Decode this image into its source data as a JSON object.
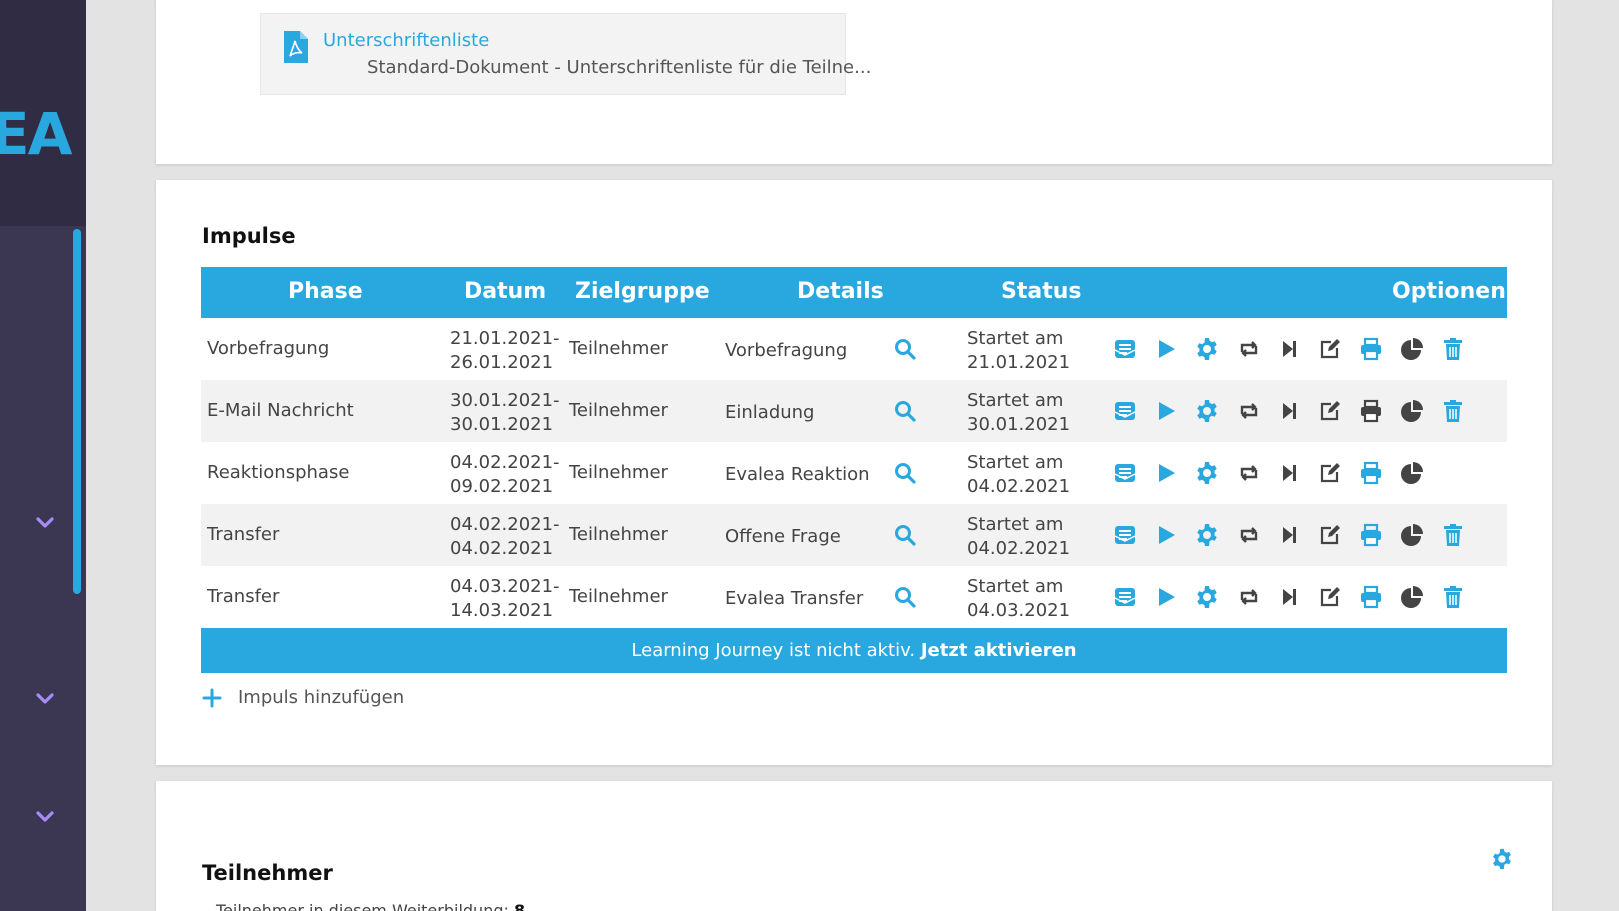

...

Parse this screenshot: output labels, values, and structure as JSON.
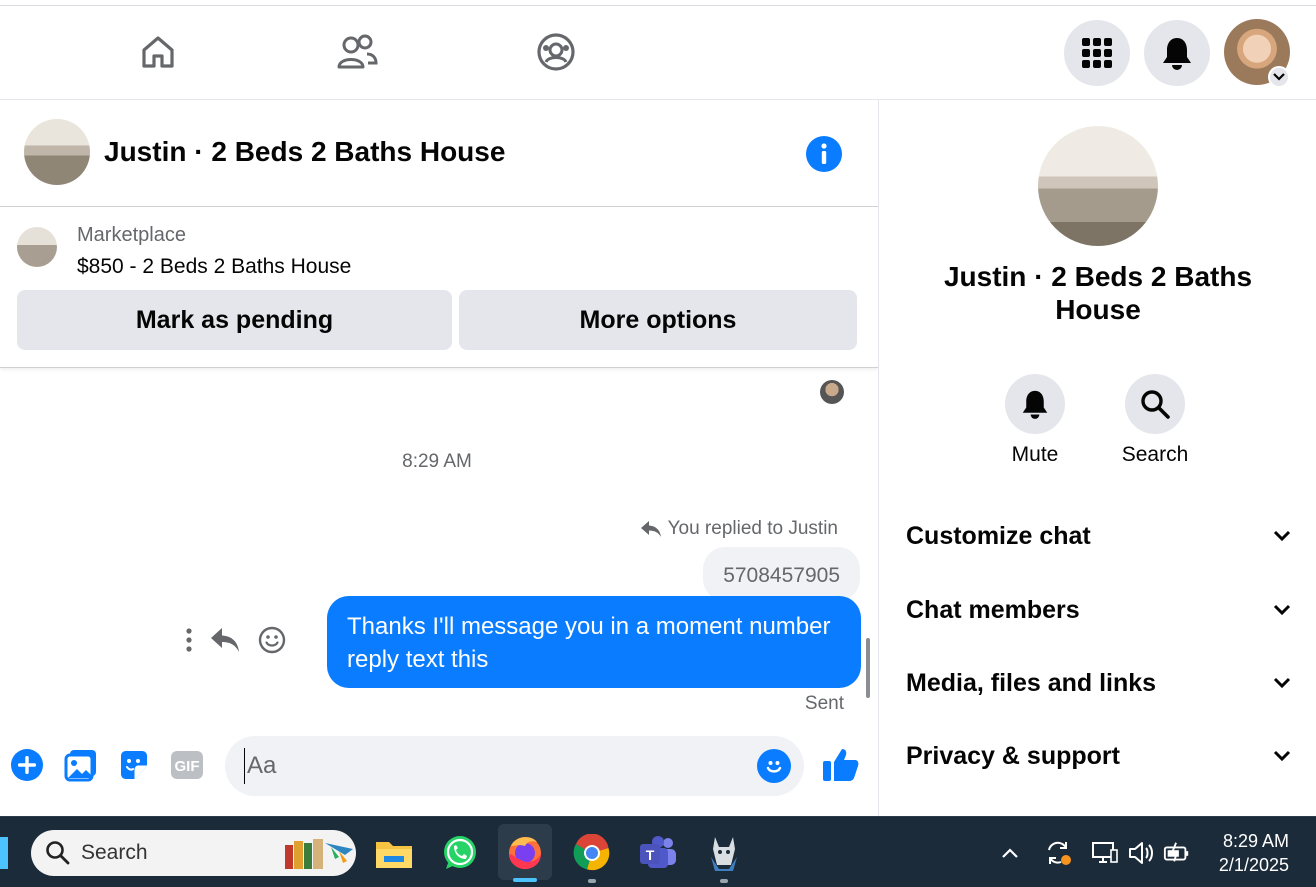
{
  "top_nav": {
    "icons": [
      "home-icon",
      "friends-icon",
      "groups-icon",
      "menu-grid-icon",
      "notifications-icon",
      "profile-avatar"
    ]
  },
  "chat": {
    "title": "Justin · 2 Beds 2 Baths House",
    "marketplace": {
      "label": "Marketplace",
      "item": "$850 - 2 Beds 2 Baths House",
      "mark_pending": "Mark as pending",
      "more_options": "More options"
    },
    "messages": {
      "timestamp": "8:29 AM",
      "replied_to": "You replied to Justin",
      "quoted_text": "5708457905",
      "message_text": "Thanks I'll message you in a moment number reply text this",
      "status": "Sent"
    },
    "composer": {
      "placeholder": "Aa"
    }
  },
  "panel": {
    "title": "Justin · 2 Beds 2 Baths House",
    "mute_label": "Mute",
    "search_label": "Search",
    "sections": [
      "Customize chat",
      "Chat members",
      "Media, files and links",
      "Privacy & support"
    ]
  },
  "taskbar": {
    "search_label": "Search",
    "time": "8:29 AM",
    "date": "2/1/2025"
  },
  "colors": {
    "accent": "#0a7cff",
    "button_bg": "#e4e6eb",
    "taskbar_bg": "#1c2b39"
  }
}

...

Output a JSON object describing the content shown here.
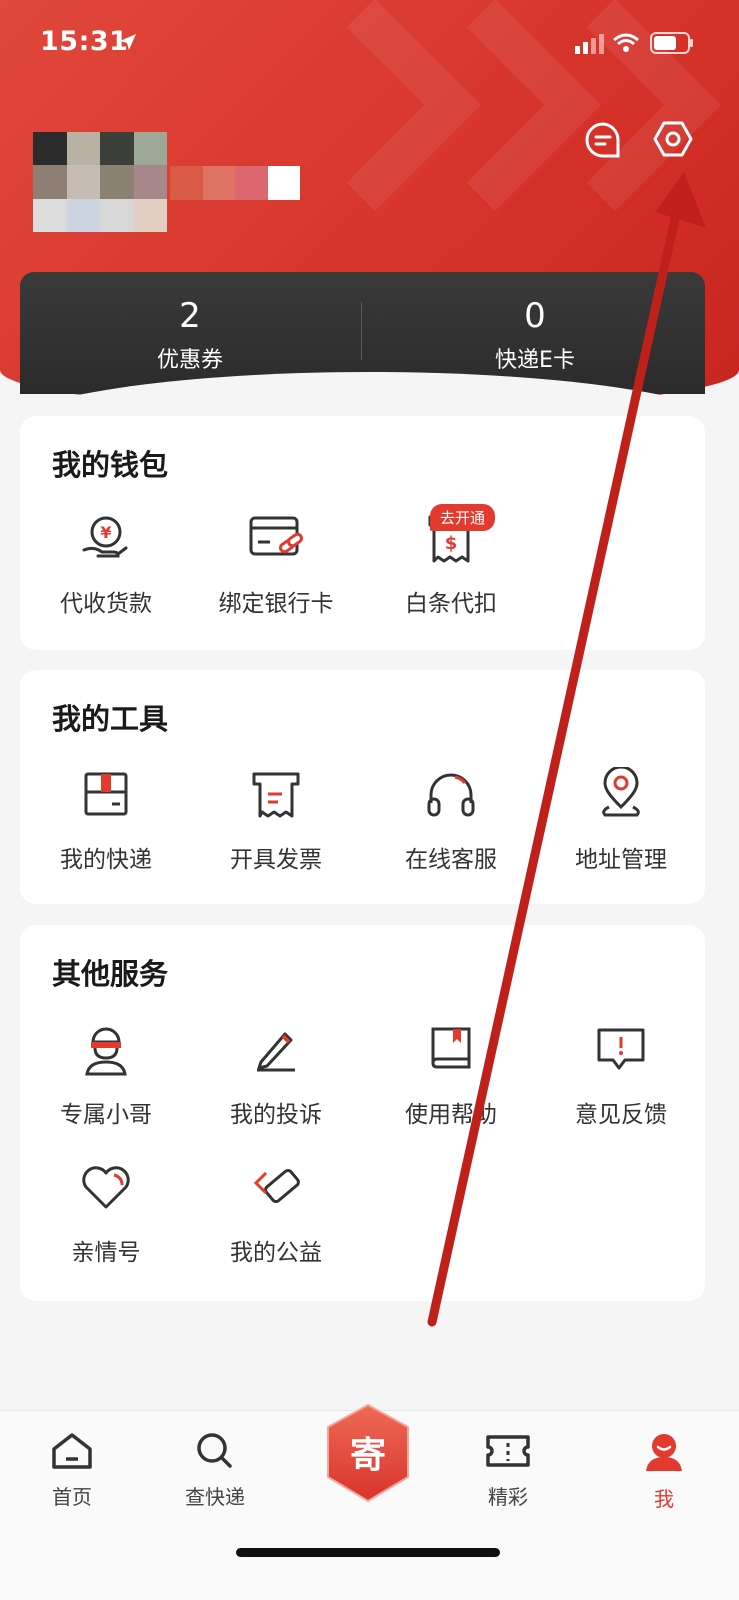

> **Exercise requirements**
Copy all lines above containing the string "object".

> **Response area**
Decode this image into its source data as a JSON object.
Output a JSON object describing the content shown here.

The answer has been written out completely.